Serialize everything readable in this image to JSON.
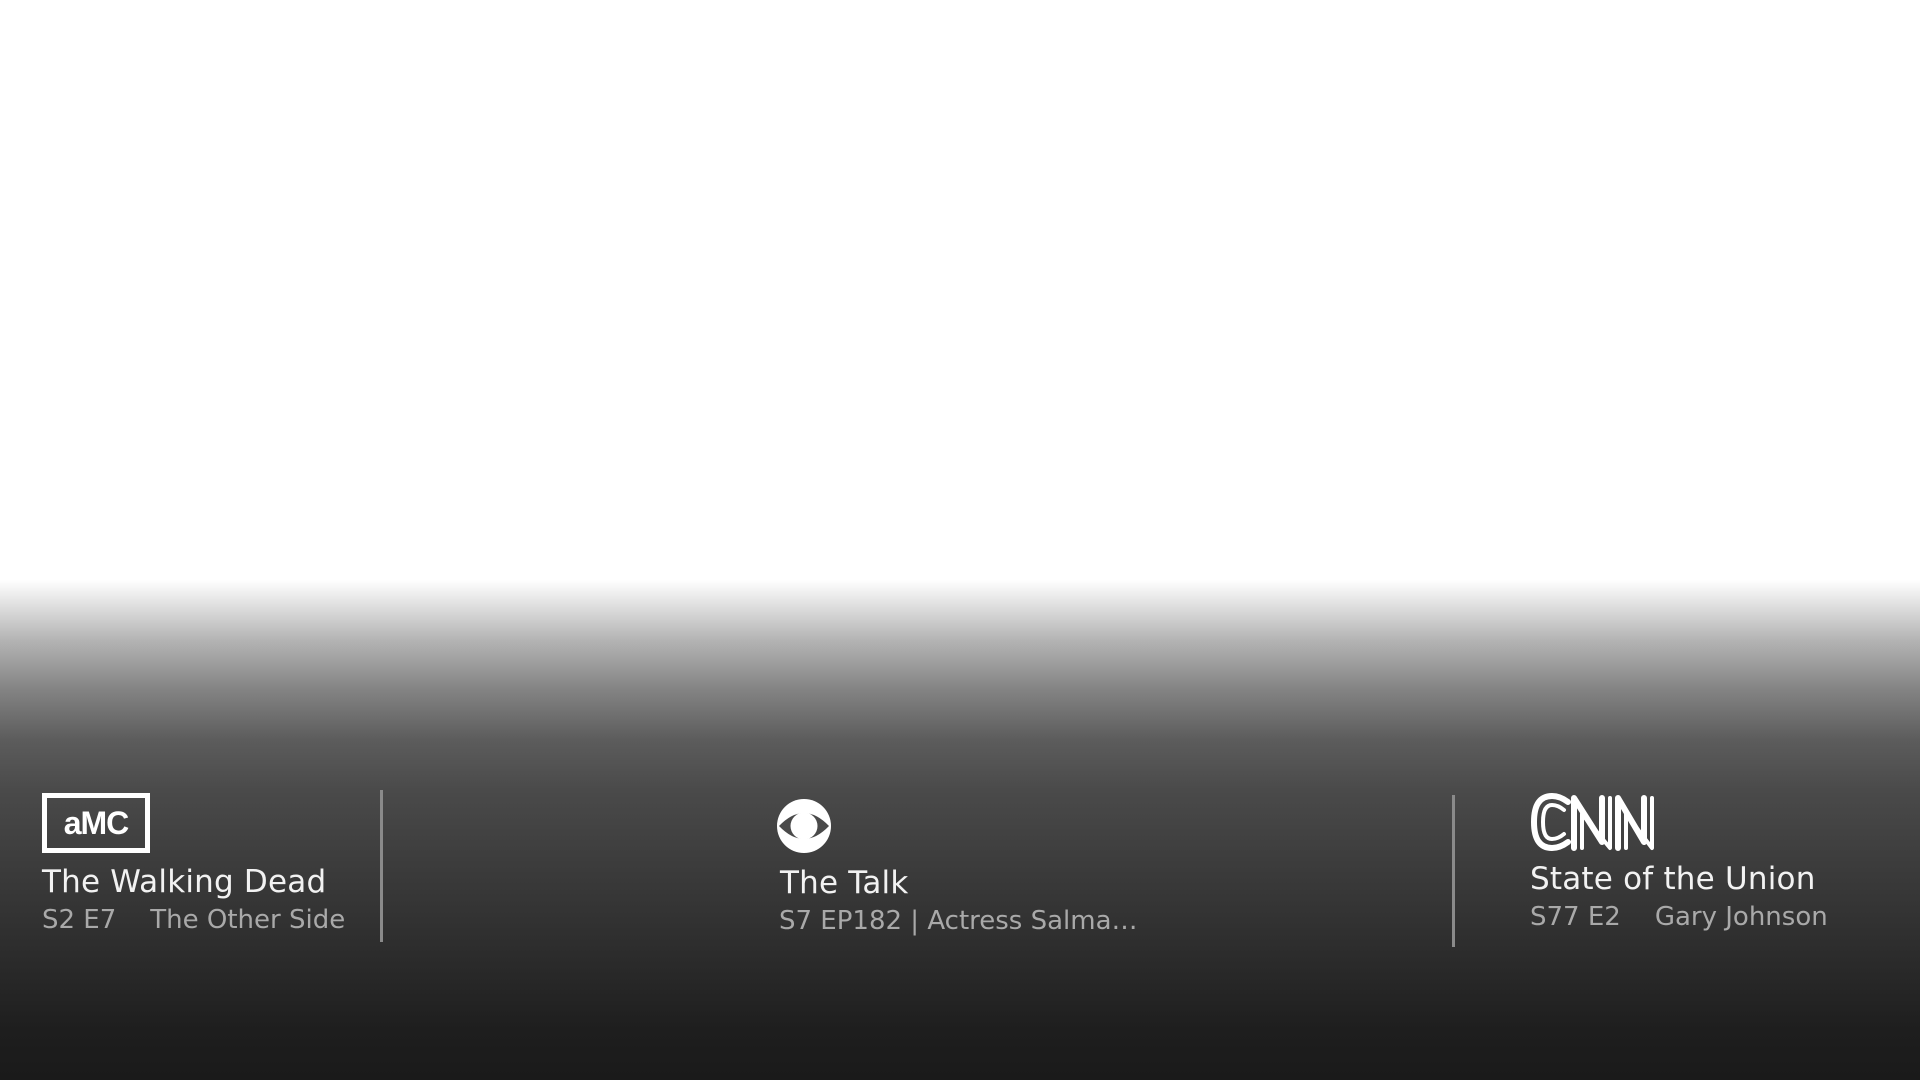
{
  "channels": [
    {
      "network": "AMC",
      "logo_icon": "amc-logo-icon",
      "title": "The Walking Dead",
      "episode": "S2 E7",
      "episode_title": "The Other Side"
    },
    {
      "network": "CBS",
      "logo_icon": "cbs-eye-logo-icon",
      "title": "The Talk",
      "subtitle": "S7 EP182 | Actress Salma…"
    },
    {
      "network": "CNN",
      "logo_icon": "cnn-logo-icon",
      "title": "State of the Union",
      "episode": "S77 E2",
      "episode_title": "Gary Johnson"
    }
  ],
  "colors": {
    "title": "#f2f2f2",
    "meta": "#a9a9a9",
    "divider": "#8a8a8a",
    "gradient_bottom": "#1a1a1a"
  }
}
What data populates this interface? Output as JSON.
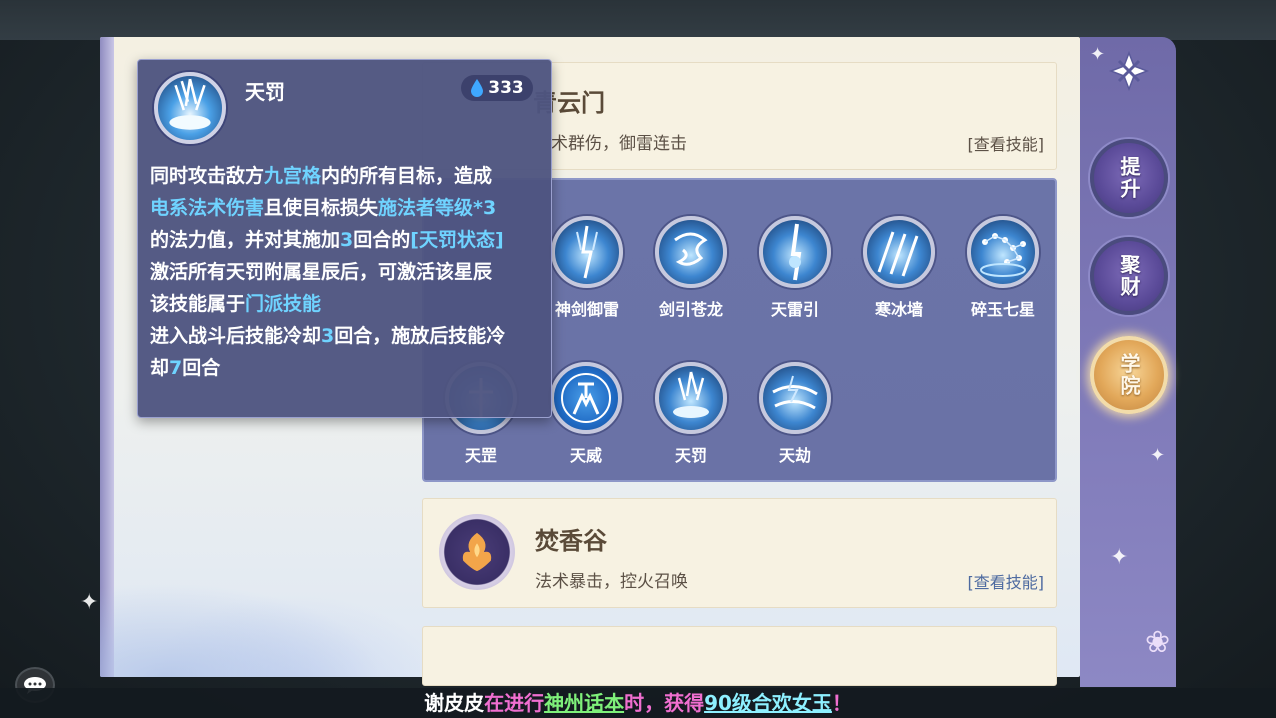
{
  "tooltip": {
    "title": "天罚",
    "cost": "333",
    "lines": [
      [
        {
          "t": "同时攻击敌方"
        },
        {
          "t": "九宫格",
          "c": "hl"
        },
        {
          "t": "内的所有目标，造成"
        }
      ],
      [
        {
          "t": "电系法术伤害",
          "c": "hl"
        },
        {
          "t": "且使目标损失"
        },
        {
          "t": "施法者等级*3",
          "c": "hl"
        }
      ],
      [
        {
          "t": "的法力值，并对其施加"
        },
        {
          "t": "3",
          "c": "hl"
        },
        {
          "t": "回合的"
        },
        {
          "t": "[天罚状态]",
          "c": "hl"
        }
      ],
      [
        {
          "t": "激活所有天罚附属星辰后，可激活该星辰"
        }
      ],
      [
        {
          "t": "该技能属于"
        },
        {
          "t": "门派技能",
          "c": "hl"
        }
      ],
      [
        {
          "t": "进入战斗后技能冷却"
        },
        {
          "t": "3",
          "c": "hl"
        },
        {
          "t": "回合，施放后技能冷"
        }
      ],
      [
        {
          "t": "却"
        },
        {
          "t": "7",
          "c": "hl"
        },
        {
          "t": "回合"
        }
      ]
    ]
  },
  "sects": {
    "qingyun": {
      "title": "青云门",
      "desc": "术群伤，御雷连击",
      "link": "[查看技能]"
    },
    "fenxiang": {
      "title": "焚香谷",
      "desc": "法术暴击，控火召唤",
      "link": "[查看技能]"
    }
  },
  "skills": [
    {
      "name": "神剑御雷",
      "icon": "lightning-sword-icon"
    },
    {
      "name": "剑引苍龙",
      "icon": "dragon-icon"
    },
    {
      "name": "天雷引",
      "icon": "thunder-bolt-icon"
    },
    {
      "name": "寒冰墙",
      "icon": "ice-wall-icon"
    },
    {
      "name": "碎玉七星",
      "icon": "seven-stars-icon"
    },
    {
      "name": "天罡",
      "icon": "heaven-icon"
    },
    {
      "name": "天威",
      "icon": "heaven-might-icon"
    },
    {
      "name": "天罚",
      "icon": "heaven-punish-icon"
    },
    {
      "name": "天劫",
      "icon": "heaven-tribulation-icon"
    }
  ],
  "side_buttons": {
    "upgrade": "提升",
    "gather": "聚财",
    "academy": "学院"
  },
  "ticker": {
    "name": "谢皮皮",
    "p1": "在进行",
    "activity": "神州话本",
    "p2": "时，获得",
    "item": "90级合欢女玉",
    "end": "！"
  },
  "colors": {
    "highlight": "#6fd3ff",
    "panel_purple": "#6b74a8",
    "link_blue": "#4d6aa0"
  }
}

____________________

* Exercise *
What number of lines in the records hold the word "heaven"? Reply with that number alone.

* Written response *
4